I had the pleasure of seeing this production of Mary Shelley on Wednesday evening and would like to congratulate all involved.
I knew nothing of Mary's story before hand and was gripped throughout. The performances by everyone in the cast are to be applauded (and certainly were on Wednesday) - I was completely drawn in!
There is so much in the play to be thought about afterward. Mary Shelley came from what today we would call an 'averagely dysfunctional' family struggling with debt and making ends meet. Mary's determination to live out her life according to her ideals comes with a price. I am not sure I ended up liking her, Percy or Jane, but I will be ordering my copy of Frankenstein to read in her words the conclusions she draws from her experiences.
In short, this is a fascinating story, which is beautifully told - and not to be missed!
Nickyg (DI User), 31/05/12
Shared Experience Theatre Company tells the remarkable story of Mary Shelley, daughter of early feminist Mary Wollstonecraft and the controversial political philosopher William Godwin, in this excellent play by Helen Edmundsen.
Wollstonecraft has died when the action starts, so Mary lives with her father and stepmother, the not-wicked-but-quite-difficult Mrs Godwin, and two stepsisters. They try to eke out a living from their children’s bookshop. Enter Percy Bysshe Shelley, drawn to the Godwin household to meet and debate with William, and making a very good impression on William’s stepdaughters Fanny and Jane, who agree with each other that Percy is ‘vibrant’.
But our Percy is more smitten by daughter Mary, then only 16. Controversially, Percy is married with a child and another on the way, and we learn from William that he has seduced another married woman a few months earlier. Nevertheless, Mary reciprocates Percy’s feelings and agrees to elope and leave for France together with Jane (who eventually marries Lord Byron). Mary is soon pregnant by Percy. Jeremy Kyle would have told him to ‘put something on the end of it'.
Unfortunately, that’s about as far as we got, because one of the cast members, Flora Nicholson, who plays stepsister Fanny and, very physically, the ghost of Mary Wollstonecraft, collapsed with heat exhaustion during the interval and had to go to hospital, so the performance was abandoned at that point. This was a sensible precaution but nevertheless a disappointment, for the play was really good and the second half promised to be even better. Hopefully, Flora has recovered now and will be able to continue with the remaining performances.

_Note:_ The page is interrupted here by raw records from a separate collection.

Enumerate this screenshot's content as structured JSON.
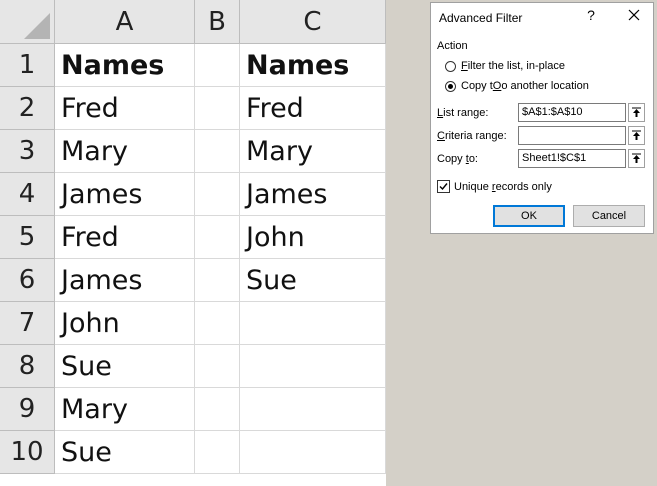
{
  "sheet": {
    "columns": [
      "A",
      "B",
      "C"
    ],
    "rows": [
      "1",
      "2",
      "3",
      "4",
      "5",
      "6",
      "7",
      "8",
      "9",
      "10"
    ],
    "colA": [
      "Names",
      "Fred",
      "Mary",
      "James",
      "Fred",
      "James",
      "John",
      "Sue",
      "Mary",
      "Sue"
    ],
    "colB": [
      "",
      "",
      "",
      "",
      "",
      "",
      "",
      "",
      "",
      ""
    ],
    "colC": [
      "Names",
      "Fred",
      "Mary",
      "James",
      "John",
      "Sue",
      "",
      "",
      "",
      ""
    ]
  },
  "dialog": {
    "title": "Advanced Filter",
    "help": "?",
    "action_label": "Action",
    "radio_filter_inplace": {
      "hotkey": "F",
      "rest": "ilter the list, in-place",
      "checked": false
    },
    "radio_copy_other": {
      "hotkey": "O",
      "rest": "Copy t",
      "pre": "",
      "after": "o another location",
      "checked": true
    },
    "list_range_label": {
      "pre": "",
      "hotkey": "L",
      "rest": "ist range:"
    },
    "list_range_value": "$A$1:$A$10",
    "criteria_range_label": {
      "pre": "",
      "hotkey": "C",
      "rest": "riteria range:"
    },
    "criteria_range_value": "",
    "copy_to_label": {
      "pre": "Copy ",
      "hotkey": "t",
      "rest": "o:"
    },
    "copy_to_value": "Sheet1!$C$1",
    "unique_label": {
      "pre": "Unique ",
      "hotkey": "r",
      "rest": "ecords only"
    },
    "unique_checked": true,
    "ok_label": "OK",
    "cancel_label": "Cancel"
  }
}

The programme included the text of the whole play, so I was able to find out how it turned out, including references to Frankenstein, which Mary wrote when she was still only 19. However, her writings are not central to the play. The main dramatic tensions come from Mary’s relationships with members of her family and in particularly the conflict with her father over the elopement and Mary’s broken promise not to go away with Percy. The consequences of Mary’s estrangement from her father are explored effectively by the talented cast; Edmundsen’s writing providing them with ample opportunities to shine.
This production is well worth seeing, so I hope to catch up with the second half soon.
Phil Bloomfield (DI Reviewer), 30/05/12